[Web page and app entries]
____
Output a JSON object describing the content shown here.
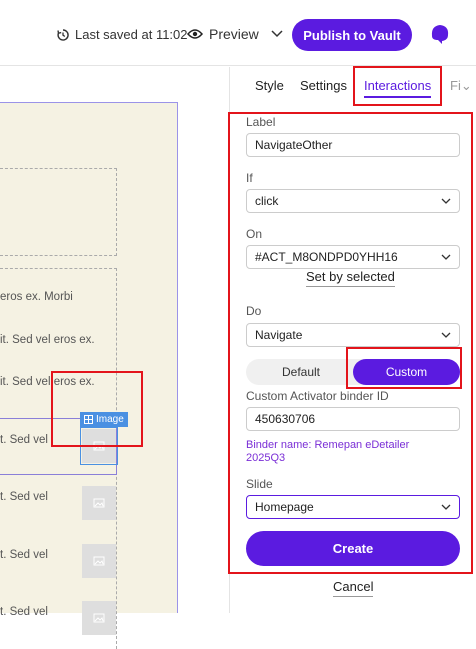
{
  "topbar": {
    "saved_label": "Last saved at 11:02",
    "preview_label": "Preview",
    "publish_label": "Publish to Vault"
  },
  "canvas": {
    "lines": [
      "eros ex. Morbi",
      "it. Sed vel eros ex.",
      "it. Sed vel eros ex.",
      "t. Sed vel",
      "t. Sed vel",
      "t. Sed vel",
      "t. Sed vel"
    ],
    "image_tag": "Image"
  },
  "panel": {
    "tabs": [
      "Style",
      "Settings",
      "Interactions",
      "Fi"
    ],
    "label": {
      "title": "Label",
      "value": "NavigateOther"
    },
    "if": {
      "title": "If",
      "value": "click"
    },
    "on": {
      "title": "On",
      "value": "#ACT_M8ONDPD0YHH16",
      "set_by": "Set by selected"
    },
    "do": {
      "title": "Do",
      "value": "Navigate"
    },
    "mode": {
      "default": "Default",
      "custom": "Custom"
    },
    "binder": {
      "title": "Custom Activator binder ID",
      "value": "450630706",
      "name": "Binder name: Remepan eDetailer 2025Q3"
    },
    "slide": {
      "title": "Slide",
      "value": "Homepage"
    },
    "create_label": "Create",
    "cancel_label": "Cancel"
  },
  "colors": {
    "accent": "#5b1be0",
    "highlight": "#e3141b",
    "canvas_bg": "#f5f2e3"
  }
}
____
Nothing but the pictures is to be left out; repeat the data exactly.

### Result of this task
Output a JSON object describing the content shown here.
{
  "topbar": {
    "saved_label": "Last saved at 11:02",
    "preview_label": "Preview",
    "publish_label": "Publish to Vault"
  },
  "canvas": {
    "lines": [
      "eros ex. Morbi",
      "it. Sed vel eros ex.",
      "it. Sed vel eros ex.",
      "t. Sed vel",
      "t. Sed vel",
      "t. Sed vel",
      "t. Sed vel"
    ],
    "image_tag": "Image"
  },
  "panel": {
    "tabs": [
      "Style",
      "Settings",
      "Interactions",
      "Fi"
    ],
    "label": {
      "title": "Label",
      "value": "NavigateOther"
    },
    "if": {
      "title": "If",
      "value": "click"
    },
    "on": {
      "title": "On",
      "value": "#ACT_M8ONDPD0YHH16",
      "set_by": "Set by selected"
    },
    "do": {
      "title": "Do",
      "value": "Navigate"
    },
    "mode": {
      "default": "Default",
      "custom": "Custom"
    },
    "binder": {
      "title": "Custom Activator binder ID",
      "value": "450630706",
      "name": "Binder name: Remepan eDetailer 2025Q3"
    },
    "slide": {
      "title": "Slide",
      "value": "Homepage"
    },
    "create_label": "Create",
    "cancel_label": "Cancel"
  },
  "colors": {
    "accent": "#5b1be0",
    "highlight": "#e3141b",
    "canvas_bg": "#f5f2e3"
  }
}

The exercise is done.